Intermodal volume rises as overall rail traffic dips
U.S. rail traffic for the week ending April 4 was 549,021 carloads and intermodal units, down 1.5 percent compared with the same week last year, the Association of American Railroads (AAR) reports.
Total carloads for the week were down 6.2 percent compared with the same week in 2014, while weekly intermodal volume was up 3.8 percent.
Two of the 10 carload commodity groups posted increases compared with the same week in 2014. They were: grain, up 5.7 percent; and forest products, up 2.3 percent. Commodity groups that saw decreases during this one week included: coal, down 11.7 percent; metallic ores and metals, down 6.2 percent; and nonmetallic minerals, down 5.2 percent.
For the first 13 weeks of 2015, U.S. railroads reported cumulative volume of 3,644,976 carloads, down 0.2 percent from the same point last year; and 3,289,725 intermodal units, up 0.4 percent from last year. Total combined U.S. traffic for the first 13 weeks of 2015 was up 0.1 percent compared to last year.
Consumer confidence rebounds, but signals mixed
The Conference Board Consumer Confidence Index, which had decreased in February, improved in March. The Index now stands at 101.3 (1985=100), up from 98.8 in February. The Expectations Index increased from 90.0 last month to 96.0 in March. The Present Situation Index, however, decreased from 112.1 in February to 109.1.
“This month’s increase was driven by an improved short-term outlook for both employment and income prospects; consumers were less upbeat about business conditions,” said Lynn Franco, director of Economic Indicators at The Conference Board. “Consumers’ assessment of current conditions declined for the second consecutive month, suggesting that growth may have softened in Q1, and doesn’t appear to be gaining any significant momentum heading into the spring months.”
The percentage of consumers saying business conditions are “good” was unchanged at 26.7 percent, while those claiming business conditions are “bad” increased from 16.7 percent to 19.4 percent. Consumers were mixed in their assessment of the job market. The proportion stating jobs are “plentiful” edged up from 20.3 percent to 20.6 percent, while those claiming jobs are “hard to get” also edged up from 25.1 percent to 25.4 percent.
Consumers’ optimism about the short-term outlook, which had declined last month, rebounded in March. The percentage of consumers expecting business conditions to improve over the next six months decreased slightly, from 17.6 percent to 16.7 percent; however, those expecting business conditions to worsen also fell, from 8.9 percent to 8.0 percent.

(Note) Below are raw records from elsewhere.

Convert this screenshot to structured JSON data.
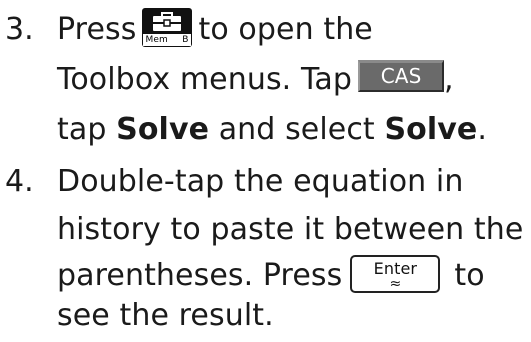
{
  "steps": [
    {
      "number": "3.",
      "press": "Press",
      "after_toolbox": "to open the",
      "line2_before_key": "Toolbox menus. Tap",
      "line2_after_key": ",",
      "line3_tap": "tap",
      "line3_solve_bold": "Solve",
      "line3_and_select": "and select",
      "line3_solve_bold2": "Solve",
      "line3_period": "."
    },
    {
      "number": "4.",
      "line1": "Double-tap the equation in",
      "line2": "history to paste it between the",
      "line3_before_key": "parentheses. Press",
      "line3_after_key": "to",
      "line4": "see the result."
    }
  ],
  "keys": {
    "toolbox": {
      "icon": "toolbox-icon",
      "label_left": "Mem",
      "label_right": "B"
    },
    "cas": {
      "label": "CAS"
    },
    "enter": {
      "label": "Enter",
      "symbol": "≈"
    }
  }
}
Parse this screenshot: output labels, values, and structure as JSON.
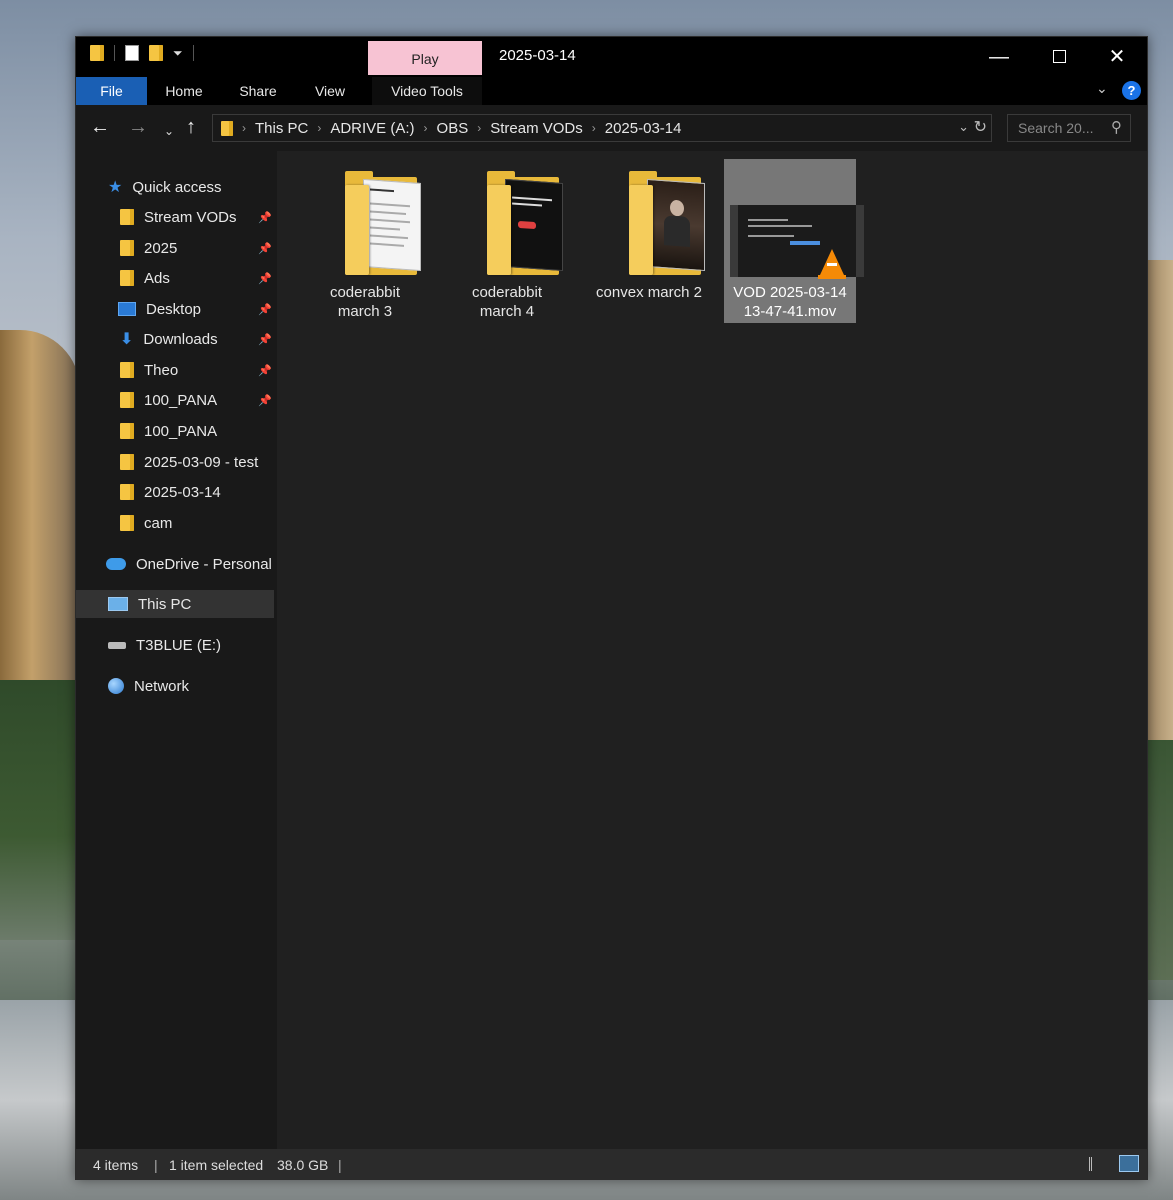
{
  "window": {
    "title": "2025-03-14",
    "play_tab": "Play",
    "minimize": "—",
    "close": "✕"
  },
  "ribbon": {
    "tabs": [
      "File",
      "Home",
      "Share",
      "View",
      "Video Tools"
    ],
    "collapse_icon": "chevron-down-icon",
    "help": "?"
  },
  "navigation": {
    "back": "←",
    "forward": "→",
    "recent": "⌄",
    "up": "↑",
    "breadcrumb": [
      "This PC",
      "ADRIVE (A:)",
      "OBS",
      "Stream VODs",
      "2025-03-14"
    ],
    "search_placeholder": "Search 20..."
  },
  "sidebar": {
    "quick_access": "Quick access",
    "pinned": [
      {
        "label": "Stream VODs",
        "icon": "folder-icon",
        "pinned": true
      },
      {
        "label": "2025",
        "icon": "folder-icon",
        "pinned": true
      },
      {
        "label": "Ads",
        "icon": "folder-icon",
        "pinned": true
      },
      {
        "label": "Desktop",
        "icon": "desktop-icon",
        "pinned": true
      },
      {
        "label": "Downloads",
        "icon": "downloads-icon",
        "pinned": true
      },
      {
        "label": "Theo",
        "icon": "folder-icon",
        "pinned": true
      },
      {
        "label": "100_PANA",
        "icon": "folder-icon",
        "pinned": true
      },
      {
        "label": "100_PANA",
        "icon": "folder-icon",
        "pinned": false
      },
      {
        "label": "2025-03-09 - test",
        "icon": "folder-icon",
        "pinned": false
      },
      {
        "label": "2025-03-14",
        "icon": "folder-icon",
        "pinned": false
      },
      {
        "label": "cam",
        "icon": "folder-icon",
        "pinned": false
      }
    ],
    "onedrive": "OneDrive - Personal",
    "this_pc": "This PC",
    "drive": "T3BLUE (E:)",
    "network": "Network"
  },
  "files": [
    {
      "name_line1": "coderabbit",
      "name_line2": "march 3",
      "type": "folder",
      "selected": false
    },
    {
      "name_line1": "coderabbit",
      "name_line2": "march 4",
      "type": "folder",
      "selected": false
    },
    {
      "name_line1": "convex march 2",
      "name_line2": "",
      "type": "folder",
      "selected": false
    },
    {
      "name_line1": "VOD 2025-03-14",
      "name_line2": "13-47-41.mov",
      "type": "video",
      "selected": true
    }
  ],
  "status": {
    "item_count": "4 items",
    "separator": "|",
    "selected": "1 item selected",
    "size": "38.0 GB"
  },
  "colors": {
    "accent": "#1a5fb4",
    "play_tab": "#f7c3d3",
    "folder": "#e8b93a",
    "background": "#202020"
  }
}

Consumers’ outlook for the labor market saw stronger gains. Those anticipating more jobs in the months ahead increased from 13.8 percent to 15.5 percent, while those anticipating fewer jobs declined from 14.8 percent to 13.5 percent. The proportion of consumers expecting growth in their incomes improved from 16.4 percent to 18.4 percent, while the proportion expecting a drop declined from 10.8 percent to 9.9 percent.